Scouting is a volunteer organization. We knew that already. Except for a relatively few paid staff members at the national and local council levels, almost all of the work of Scouting is done by volunteer adults, giving of their own time and resources to make Scouting happen for the youth.
Because of this volunteer nature, the people who actually keep the wheels turning are in a different position and place than in a typical large organization such as a corporate or governmental entity. Much of this involves generous people stepping forward to take on sometimes challenging roles; other times we invite selected individuals to join our movement and carry its aims forward. Continue reading “Why do volunteers falter?”
Every game has its rules. They can be very basic or highly complex. Any baseball fan who knows the infield fly rule can tell you just how complex the rules of the game can get.
Scouting is a game. Our founder, Sir Robert Baden-Powell, even said so. It’s a game with a purpose but it’s still basically a game. And like almost all games, there are rules for the game of Scouting. Our rules can range from the very basic – “Be prepared!” and “Keep it simple, make it fun!” – to the very complex, as you might find in the Guide to Advancement.
Why do we have rules? Continue reading “Know the rules!”

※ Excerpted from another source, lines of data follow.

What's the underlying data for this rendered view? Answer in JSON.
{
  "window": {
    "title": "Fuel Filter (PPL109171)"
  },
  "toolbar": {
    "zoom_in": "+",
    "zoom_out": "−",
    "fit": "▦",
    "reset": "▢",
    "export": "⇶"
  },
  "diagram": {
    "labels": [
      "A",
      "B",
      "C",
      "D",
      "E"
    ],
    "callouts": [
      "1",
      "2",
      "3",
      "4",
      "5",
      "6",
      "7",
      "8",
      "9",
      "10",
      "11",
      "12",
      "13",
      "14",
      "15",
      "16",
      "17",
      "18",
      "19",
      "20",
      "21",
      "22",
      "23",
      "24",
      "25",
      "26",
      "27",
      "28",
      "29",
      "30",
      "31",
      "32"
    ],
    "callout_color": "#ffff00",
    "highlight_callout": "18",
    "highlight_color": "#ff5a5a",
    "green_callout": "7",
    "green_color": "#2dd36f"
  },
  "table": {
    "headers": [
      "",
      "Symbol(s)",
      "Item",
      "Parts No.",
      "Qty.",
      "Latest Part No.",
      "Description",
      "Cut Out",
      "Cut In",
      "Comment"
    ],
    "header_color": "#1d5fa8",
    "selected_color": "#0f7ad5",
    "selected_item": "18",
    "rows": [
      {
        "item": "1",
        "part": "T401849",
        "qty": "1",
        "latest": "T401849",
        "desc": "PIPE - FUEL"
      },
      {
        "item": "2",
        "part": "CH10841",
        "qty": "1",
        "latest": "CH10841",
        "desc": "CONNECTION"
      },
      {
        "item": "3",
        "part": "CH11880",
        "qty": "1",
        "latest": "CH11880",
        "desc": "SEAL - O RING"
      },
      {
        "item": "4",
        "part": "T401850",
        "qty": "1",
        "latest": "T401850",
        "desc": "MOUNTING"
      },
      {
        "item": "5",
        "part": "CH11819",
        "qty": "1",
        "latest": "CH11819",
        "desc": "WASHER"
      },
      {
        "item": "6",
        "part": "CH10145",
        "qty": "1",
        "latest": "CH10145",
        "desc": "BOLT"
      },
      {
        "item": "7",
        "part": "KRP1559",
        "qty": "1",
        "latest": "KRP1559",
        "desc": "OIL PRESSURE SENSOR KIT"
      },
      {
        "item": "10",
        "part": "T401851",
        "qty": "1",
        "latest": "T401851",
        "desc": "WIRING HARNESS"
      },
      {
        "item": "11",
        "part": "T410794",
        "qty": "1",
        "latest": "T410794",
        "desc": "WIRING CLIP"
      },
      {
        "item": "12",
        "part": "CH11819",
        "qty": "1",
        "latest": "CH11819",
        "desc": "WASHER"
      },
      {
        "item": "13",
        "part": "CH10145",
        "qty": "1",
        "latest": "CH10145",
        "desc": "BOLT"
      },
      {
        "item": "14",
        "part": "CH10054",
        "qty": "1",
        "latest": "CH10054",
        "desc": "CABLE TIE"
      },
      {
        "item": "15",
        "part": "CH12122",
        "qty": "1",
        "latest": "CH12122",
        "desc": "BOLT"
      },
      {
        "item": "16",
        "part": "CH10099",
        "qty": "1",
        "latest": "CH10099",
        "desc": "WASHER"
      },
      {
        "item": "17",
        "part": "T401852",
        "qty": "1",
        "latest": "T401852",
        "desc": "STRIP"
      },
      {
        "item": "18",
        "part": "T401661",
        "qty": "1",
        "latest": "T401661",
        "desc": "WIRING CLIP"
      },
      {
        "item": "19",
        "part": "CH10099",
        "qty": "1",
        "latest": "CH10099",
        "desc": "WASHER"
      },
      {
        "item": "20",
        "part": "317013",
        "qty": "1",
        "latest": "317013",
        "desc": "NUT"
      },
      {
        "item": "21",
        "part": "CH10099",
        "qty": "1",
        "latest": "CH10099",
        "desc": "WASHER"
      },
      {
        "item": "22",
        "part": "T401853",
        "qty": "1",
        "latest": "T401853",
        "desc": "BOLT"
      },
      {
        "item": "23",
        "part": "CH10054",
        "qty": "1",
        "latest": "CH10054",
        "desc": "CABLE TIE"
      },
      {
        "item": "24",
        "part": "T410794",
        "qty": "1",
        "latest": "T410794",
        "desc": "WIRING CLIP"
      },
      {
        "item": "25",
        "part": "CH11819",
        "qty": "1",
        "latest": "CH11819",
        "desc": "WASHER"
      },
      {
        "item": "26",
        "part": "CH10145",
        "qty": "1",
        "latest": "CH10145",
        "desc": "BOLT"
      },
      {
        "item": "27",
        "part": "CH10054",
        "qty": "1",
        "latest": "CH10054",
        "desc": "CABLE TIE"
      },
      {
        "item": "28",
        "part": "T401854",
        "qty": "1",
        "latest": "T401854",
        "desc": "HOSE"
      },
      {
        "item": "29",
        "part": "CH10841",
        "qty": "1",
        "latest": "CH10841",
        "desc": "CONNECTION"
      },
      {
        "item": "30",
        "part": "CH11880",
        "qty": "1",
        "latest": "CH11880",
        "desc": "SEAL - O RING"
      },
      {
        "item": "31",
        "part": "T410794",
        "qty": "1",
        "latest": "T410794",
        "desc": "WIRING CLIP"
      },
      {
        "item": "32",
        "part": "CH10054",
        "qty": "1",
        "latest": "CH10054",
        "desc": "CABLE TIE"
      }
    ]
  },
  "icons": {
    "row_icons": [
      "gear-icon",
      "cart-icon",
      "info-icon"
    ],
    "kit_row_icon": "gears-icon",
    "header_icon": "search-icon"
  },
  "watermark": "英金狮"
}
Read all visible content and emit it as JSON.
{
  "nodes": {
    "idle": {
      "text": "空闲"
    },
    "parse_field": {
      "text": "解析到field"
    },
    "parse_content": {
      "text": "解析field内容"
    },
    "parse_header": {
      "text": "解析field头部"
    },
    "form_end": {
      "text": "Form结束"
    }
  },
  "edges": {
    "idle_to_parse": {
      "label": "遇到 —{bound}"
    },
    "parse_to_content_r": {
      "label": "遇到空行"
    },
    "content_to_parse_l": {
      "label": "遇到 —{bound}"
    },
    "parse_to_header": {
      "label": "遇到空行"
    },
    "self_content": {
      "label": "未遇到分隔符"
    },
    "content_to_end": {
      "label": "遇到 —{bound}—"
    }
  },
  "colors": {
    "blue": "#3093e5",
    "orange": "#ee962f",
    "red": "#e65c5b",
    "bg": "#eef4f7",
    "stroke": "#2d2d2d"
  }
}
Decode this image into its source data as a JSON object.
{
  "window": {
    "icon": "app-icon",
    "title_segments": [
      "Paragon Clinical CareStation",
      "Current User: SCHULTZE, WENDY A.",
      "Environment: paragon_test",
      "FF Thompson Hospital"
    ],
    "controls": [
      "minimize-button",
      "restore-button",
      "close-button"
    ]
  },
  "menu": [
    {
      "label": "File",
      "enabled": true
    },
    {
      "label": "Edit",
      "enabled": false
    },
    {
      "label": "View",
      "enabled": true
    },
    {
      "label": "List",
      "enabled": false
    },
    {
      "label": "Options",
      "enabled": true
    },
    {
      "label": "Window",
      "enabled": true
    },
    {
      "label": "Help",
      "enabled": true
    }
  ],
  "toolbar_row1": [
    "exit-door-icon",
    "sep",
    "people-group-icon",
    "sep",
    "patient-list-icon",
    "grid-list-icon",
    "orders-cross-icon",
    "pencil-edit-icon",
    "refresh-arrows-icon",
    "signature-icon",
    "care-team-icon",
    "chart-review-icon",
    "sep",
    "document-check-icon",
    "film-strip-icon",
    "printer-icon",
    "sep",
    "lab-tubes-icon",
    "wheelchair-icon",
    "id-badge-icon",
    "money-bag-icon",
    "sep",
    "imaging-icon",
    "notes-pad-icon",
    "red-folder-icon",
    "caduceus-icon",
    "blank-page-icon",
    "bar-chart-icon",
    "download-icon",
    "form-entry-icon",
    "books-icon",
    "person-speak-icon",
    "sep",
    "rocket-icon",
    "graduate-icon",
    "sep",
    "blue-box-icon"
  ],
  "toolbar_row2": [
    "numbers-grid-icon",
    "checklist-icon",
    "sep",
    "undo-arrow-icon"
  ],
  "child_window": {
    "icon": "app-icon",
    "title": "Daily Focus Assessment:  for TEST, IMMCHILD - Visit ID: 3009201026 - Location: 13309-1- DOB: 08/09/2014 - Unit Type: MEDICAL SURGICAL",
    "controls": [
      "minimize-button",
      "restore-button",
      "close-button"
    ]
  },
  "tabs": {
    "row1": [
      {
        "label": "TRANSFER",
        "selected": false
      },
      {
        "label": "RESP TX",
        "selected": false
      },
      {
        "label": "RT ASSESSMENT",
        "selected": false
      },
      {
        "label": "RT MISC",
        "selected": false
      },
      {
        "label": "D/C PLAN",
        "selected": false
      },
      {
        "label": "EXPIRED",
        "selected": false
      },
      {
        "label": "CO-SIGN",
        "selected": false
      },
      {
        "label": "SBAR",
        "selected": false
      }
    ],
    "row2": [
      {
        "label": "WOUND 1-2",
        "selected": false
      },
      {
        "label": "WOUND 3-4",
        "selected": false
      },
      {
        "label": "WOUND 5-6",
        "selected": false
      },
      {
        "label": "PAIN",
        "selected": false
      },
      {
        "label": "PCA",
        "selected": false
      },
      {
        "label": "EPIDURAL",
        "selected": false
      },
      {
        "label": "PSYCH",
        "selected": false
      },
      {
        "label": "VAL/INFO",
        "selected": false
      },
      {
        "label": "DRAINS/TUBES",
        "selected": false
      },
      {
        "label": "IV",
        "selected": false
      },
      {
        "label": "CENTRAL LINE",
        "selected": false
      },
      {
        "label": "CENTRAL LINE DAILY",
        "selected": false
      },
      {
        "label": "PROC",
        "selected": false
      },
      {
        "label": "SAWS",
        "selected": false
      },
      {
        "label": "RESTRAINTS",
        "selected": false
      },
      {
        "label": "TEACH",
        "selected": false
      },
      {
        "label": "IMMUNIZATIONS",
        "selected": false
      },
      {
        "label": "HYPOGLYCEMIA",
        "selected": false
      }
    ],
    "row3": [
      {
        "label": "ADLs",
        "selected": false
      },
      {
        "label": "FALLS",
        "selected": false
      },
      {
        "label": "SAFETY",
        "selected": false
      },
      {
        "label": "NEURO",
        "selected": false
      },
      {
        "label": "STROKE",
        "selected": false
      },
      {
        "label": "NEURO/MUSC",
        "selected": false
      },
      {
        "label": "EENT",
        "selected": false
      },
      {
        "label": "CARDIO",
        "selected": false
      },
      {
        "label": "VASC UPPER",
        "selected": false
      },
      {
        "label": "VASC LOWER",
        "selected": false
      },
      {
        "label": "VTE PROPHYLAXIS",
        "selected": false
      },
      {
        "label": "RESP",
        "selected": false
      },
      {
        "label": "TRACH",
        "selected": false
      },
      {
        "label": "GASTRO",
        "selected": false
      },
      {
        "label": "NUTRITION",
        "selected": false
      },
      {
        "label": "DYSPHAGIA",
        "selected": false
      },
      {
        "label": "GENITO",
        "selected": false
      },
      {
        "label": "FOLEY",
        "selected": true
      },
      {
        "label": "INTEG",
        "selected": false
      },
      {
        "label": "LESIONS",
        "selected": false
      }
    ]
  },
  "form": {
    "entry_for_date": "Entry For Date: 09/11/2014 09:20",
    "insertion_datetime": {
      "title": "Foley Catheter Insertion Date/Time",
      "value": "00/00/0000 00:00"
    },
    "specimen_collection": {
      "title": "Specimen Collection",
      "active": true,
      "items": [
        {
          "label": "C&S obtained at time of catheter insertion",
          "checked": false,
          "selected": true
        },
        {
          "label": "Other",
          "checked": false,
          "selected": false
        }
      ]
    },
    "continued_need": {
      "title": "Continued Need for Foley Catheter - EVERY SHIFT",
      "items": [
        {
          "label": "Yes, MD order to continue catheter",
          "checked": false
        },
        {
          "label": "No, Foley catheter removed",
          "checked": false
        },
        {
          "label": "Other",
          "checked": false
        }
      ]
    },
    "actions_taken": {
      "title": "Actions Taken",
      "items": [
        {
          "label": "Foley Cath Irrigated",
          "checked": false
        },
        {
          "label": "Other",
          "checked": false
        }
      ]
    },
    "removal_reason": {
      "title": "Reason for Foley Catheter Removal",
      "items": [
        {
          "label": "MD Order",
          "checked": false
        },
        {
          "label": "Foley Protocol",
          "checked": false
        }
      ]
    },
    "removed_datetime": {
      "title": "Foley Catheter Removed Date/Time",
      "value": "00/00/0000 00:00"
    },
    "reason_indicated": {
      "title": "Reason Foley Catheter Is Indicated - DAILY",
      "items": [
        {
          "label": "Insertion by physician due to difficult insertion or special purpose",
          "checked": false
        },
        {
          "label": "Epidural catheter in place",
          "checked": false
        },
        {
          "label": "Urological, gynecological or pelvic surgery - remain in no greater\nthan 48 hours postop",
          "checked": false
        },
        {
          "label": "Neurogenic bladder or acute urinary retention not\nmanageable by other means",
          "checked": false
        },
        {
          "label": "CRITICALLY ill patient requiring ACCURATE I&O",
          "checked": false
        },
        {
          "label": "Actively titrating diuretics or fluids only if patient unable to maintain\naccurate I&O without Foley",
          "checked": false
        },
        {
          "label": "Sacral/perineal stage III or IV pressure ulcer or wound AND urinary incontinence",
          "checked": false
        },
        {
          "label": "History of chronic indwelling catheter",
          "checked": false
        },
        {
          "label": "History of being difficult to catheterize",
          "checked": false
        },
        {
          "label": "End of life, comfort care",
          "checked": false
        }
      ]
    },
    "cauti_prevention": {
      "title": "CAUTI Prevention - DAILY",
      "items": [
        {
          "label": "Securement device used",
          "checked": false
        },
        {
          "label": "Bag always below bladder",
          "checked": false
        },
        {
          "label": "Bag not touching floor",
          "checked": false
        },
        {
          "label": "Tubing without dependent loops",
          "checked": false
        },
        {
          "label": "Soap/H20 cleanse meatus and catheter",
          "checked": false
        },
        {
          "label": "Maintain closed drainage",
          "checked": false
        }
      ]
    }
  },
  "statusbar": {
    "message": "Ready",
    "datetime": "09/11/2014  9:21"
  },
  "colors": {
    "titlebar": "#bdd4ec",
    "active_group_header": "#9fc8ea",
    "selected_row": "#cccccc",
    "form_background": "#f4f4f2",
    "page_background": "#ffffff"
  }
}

We’ve all been there, I’m sure. We’ve worked for, or with, someone who quite figuratively can’t see the forest for the trees. Someone who fusses over every small detail of a project, process or workplace and who directs even the most minute function, whether it’s something he or she knows about or not.
Micromanaging, as it’s come to be known, is the bane of corporate existence. Articles and entire books have been written about the phenomenon and what to do about it. It has even spawned a wildly popular comic strip, Dilbert, in which a typical engineer is tormented daily by his boss with inane orders, processes and obstacles to getting any work done.
Unfortunately, Scouting isn’t exempt from the micromanagers. Continue reading “Micromanaging: a bad idea”
As adults, we sometimes feel the need to improve the flow in our troops. When this happens, it’s all too easy to tell our Scouts what to do. Have you ever directed the setup of a weekend campout, or stepped in to “help” the boys run their troop meeting?
Should we be doing these things? Continue reading “Stop telling and start guiding”
Last week I attended an orientation session at the university my son is attending in the fall. There were separate sessions for the new students and for the soon-to-be parents of a college kid. Besides the expected talks on dorm life, financial aid and how to pay the bill, several university staffers presented segments on various aspects of adjusting to college life.
One of the most interesting talks was on the topic of student well-being. Going beyond adjusting to a roommate and using the health center and recreation facilities, the speaker enlightened us on the steps of identity development that our students would most likely go through during their years in college. Continue reading “How Scouting helps identity development”